(Stored dataset items)
==*==

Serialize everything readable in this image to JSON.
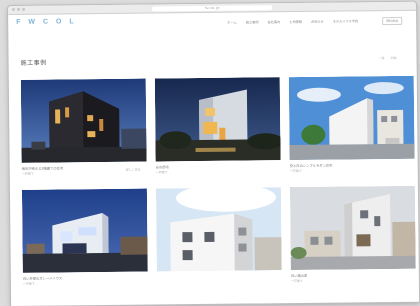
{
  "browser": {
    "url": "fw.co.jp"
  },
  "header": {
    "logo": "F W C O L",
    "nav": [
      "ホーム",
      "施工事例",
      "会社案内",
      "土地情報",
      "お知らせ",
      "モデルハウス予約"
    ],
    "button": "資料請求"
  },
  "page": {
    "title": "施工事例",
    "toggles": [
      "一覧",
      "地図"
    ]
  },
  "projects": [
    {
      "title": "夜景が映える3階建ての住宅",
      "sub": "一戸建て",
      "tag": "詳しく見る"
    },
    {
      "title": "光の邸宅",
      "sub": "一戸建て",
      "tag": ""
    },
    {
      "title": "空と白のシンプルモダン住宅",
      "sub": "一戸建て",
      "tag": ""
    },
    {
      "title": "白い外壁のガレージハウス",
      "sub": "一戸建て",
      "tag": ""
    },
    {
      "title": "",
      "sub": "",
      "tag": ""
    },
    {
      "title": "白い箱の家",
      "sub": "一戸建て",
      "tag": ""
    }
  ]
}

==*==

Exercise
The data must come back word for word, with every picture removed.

Answer to this problem
Serialize everything readable in this image to JSON.
{
  "browser": {
    "url": "fw.co.jp"
  },
  "header": {
    "logo": "F W C O L",
    "nav": [
      "ホーム",
      "施工事例",
      "会社案内",
      "土地情報",
      "お知らせ",
      "モデルハウス予約"
    ],
    "button": "資料請求"
  },
  "page": {
    "title": "施工事例",
    "toggles": [
      "一覧",
      "地図"
    ]
  },
  "projects": [
    {
      "title": "夜景が映える3階建ての住宅",
      "sub": "一戸建て",
      "tag": "詳しく見る"
    },
    {
      "title": "光の邸宅",
      "sub": "一戸建て",
      "tag": ""
    },
    {
      "title": "空と白のシンプルモダン住宅",
      "sub": "一戸建て",
      "tag": ""
    },
    {
      "title": "白い外壁のガレージハウス",
      "sub": "一戸建て",
      "tag": ""
    },
    {
      "title": "",
      "sub": "",
      "tag": ""
    },
    {
      "title": "白い箱の家",
      "sub": "一戸建て",
      "tag": ""
    }
  ]
}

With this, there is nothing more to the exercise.